### TASK GOAL
Would you output the listing exactly, with every image omitted?
**********
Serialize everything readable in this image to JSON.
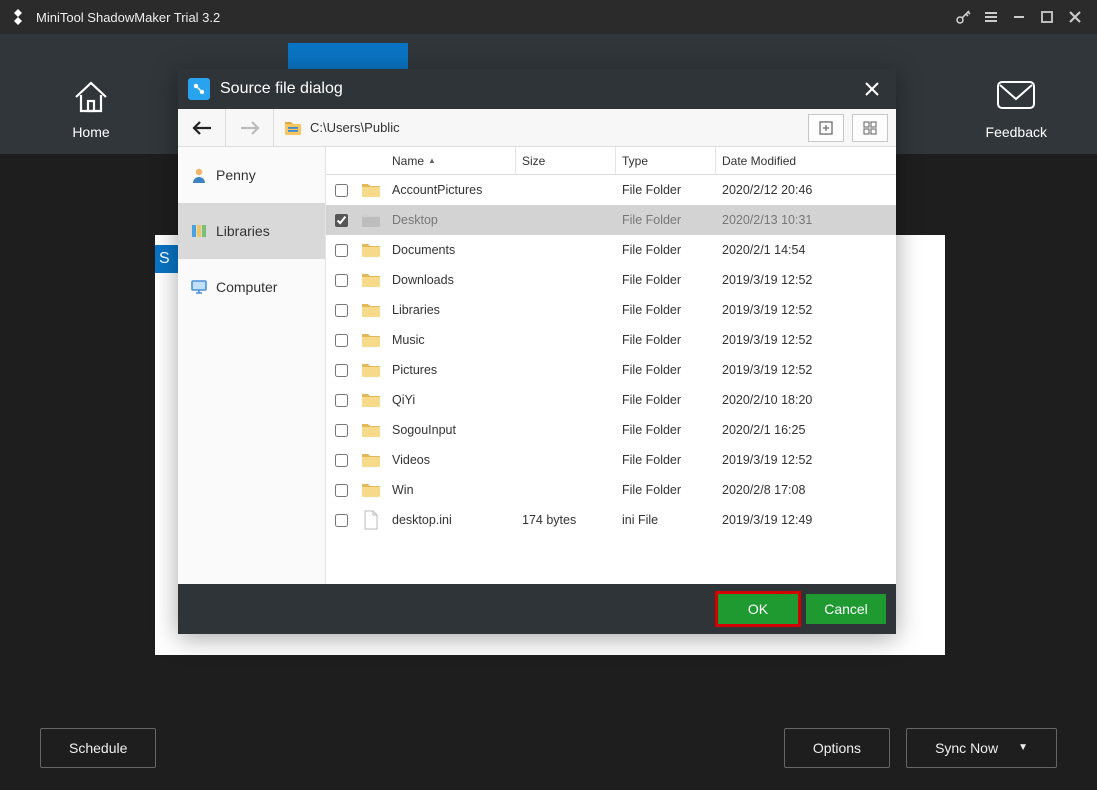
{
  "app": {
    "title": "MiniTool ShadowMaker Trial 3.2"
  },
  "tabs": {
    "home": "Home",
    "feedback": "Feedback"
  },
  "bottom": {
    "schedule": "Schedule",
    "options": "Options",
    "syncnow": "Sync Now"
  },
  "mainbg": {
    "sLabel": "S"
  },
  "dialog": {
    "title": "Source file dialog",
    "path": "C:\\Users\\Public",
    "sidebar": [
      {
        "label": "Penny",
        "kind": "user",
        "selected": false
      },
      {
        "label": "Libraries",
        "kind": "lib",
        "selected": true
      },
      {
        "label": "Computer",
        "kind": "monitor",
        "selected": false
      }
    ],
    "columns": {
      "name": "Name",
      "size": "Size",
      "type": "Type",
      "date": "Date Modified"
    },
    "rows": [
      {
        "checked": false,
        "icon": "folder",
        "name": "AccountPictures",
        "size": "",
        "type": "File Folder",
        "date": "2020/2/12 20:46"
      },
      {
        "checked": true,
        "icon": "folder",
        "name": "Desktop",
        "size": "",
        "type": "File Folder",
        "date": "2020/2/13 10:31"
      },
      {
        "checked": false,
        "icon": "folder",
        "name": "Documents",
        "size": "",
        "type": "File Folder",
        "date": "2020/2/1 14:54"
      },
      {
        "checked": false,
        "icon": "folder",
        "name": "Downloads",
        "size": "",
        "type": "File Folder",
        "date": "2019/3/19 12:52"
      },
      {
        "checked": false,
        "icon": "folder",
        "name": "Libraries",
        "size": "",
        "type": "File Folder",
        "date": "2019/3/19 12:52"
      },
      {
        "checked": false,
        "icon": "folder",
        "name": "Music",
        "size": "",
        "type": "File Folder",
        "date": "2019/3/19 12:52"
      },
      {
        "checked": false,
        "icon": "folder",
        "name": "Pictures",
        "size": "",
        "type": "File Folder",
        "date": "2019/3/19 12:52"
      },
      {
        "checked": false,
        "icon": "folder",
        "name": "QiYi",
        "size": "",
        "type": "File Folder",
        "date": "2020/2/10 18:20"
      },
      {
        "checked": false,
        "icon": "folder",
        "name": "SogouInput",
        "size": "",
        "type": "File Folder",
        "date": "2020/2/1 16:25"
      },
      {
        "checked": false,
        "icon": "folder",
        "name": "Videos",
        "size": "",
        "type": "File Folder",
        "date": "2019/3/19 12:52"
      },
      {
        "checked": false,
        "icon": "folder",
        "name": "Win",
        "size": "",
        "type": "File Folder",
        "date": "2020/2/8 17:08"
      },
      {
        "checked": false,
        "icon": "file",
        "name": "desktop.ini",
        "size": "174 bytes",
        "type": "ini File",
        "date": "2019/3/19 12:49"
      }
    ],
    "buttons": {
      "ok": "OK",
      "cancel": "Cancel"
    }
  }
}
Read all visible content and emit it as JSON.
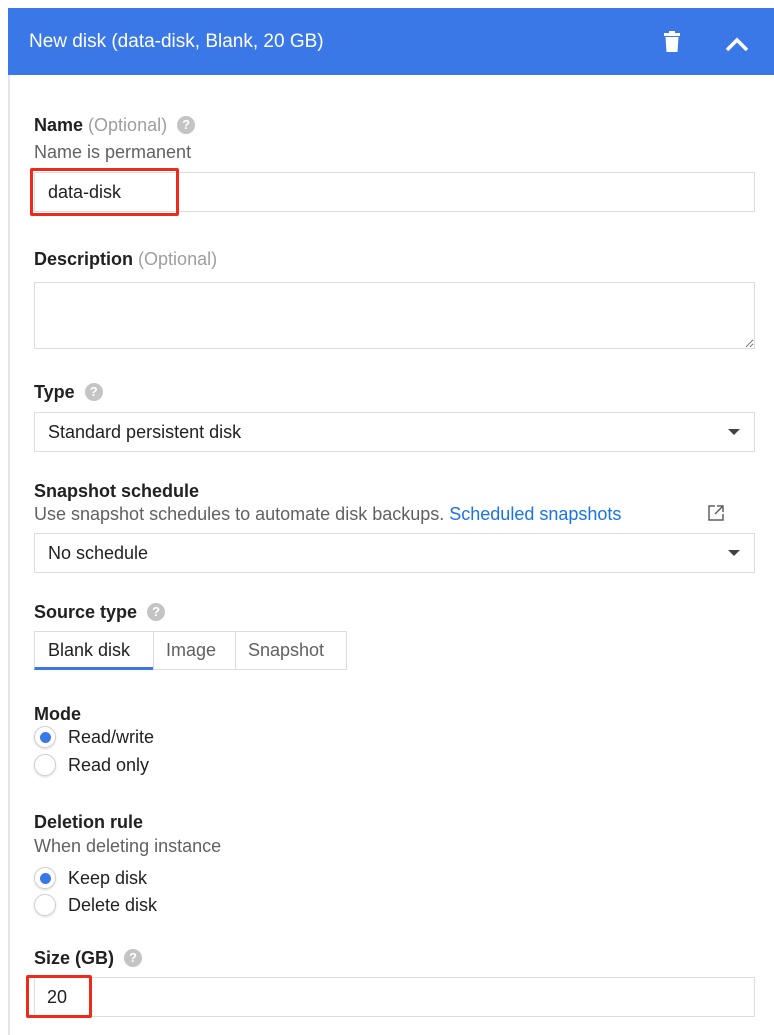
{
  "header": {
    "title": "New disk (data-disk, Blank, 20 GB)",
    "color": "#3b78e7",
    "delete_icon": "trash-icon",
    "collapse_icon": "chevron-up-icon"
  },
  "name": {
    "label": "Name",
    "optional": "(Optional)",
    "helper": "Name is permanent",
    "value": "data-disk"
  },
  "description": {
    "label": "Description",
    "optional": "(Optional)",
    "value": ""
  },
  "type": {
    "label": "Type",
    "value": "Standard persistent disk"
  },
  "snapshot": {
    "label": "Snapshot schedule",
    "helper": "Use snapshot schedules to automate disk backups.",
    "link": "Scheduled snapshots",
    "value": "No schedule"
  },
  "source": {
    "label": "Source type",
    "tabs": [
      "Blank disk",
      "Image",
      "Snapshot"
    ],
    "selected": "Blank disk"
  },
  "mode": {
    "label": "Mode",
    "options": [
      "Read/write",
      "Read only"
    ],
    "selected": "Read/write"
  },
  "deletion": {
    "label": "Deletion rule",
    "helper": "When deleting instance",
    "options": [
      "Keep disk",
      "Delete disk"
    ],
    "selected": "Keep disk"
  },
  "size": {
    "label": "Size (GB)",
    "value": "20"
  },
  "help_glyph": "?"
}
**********
### RESULT
Serialize everything readable in this image to JSON.
{
  "app": {
    "title": "MiniTool ShadowMaker Trial 3.2"
  },
  "tabs": {
    "home": "Home",
    "feedback": "Feedback"
  },
  "bottom": {
    "schedule": "Schedule",
    "options": "Options",
    "syncnow": "Sync Now"
  },
  "mainbg": {
    "sLabel": "S"
  },
  "dialog": {
    "title": "Source file dialog",
    "path": "C:\\Users\\Public",
    "sidebar": [
      {
        "label": "Penny",
        "kind": "user",
        "selected": false
      },
      {
        "label": "Libraries",
        "kind": "lib",
        "selected": true
      },
      {
        "label": "Computer",
        "kind": "monitor",
        "selected": false
      }
    ],
    "columns": {
      "name": "Name",
      "size": "Size",
      "type": "Type",
      "date": "Date Modified"
    },
    "rows": [
      {
        "checked": false,
        "icon": "folder",
        "name": "AccountPictures",
        "size": "",
        "type": "File Folder",
        "date": "2020/2/12 20:46"
      },
      {
        "checked": true,
        "icon": "folder",
        "name": "Desktop",
        "size": "",
        "type": "File Folder",
        "date": "2020/2/13 10:31"
      },
      {
        "checked": false,
        "icon": "folder",
        "name": "Documents",
        "size": "",
        "type": "File Folder",
        "date": "2020/2/1 14:54"
      },
      {
        "checked": false,
        "icon": "folder",
        "name": "Downloads",
        "size": "",
        "type": "File Folder",
        "date": "2019/3/19 12:52"
      },
      {
        "checked": false,
        "icon": "folder",
        "name": "Libraries",
        "size": "",
        "type": "File Folder",
        "date": "2019/3/19 12:52"
      },
      {
        "checked": false,
        "icon": "folder",
        "name": "Music",
        "size": "",
        "type": "File Folder",
        "date": "2019/3/19 12:52"
      },
      {
        "checked": false,
        "icon": "folder",
        "name": "Pictures",
        "size": "",
        "type": "File Folder",
        "date": "2019/3/19 12:52"
      },
      {
        "checked": false,
        "icon": "folder",
        "name": "QiYi",
        "size": "",
        "type": "File Folder",
        "date": "2020/2/10 18:20"
      },
      {
        "checked": false,
        "icon": "folder",
        "name": "SogouInput",
        "size": "",
        "type": "File Folder",
        "date": "2020/2/1 16:25"
      },
      {
        "checked": false,
        "icon": "folder",
        "name": "Videos",
        "size": "",
        "type": "File Folder",
        "date": "2019/3/19 12:52"
      },
      {
        "checked": false,
        "icon": "folder",
        "name": "Win",
        "size": "",
        "type": "File Folder",
        "date": "2020/2/8 17:08"
      },
      {
        "checked": false,
        "icon": "file",
        "name": "desktop.ini",
        "size": "174 bytes",
        "type": "ini File",
        "date": "2019/3/19 12:49"
      }
    ],
    "buttons": {
      "ok": "OK",
      "cancel": "Cancel"
    }
  }
}
Read all visible content and emit it as JSON.
{
  "header": {
    "title": "New disk (data-disk, Blank, 20 GB)",
    "color": "#3b78e7",
    "delete_icon": "trash-icon",
    "collapse_icon": "chevron-up-icon"
  },
  "name": {
    "label": "Name",
    "optional": "(Optional)",
    "helper": "Name is permanent",
    "value": "data-disk"
  },
  "description": {
    "label": "Description",
    "optional": "(Optional)",
    "value": ""
  },
  "type": {
    "label": "Type",
    "value": "Standard persistent disk"
  },
  "snapshot": {
    "label": "Snapshot schedule",
    "helper": "Use snapshot schedules to automate disk backups.",
    "link": "Scheduled snapshots",
    "value": "No schedule"
  },
  "source": {
    "label": "Source type",
    "tabs": [
      "Blank disk",
      "Image",
      "Snapshot"
    ],
    "selected": "Blank disk"
  },
  "mode": {
    "label": "Mode",
    "options": [
      "Read/write",
      "Read only"
    ],
    "selected": "Read/write"
  },
  "deletion": {
    "label": "Deletion rule",
    "helper": "When deleting instance",
    "options": [
      "Keep disk",
      "Delete disk"
    ],
    "selected": "Keep disk"
  },
  "size": {
    "label": "Size (GB)",
    "value": "20"
  },
  "help_glyph": "?"
}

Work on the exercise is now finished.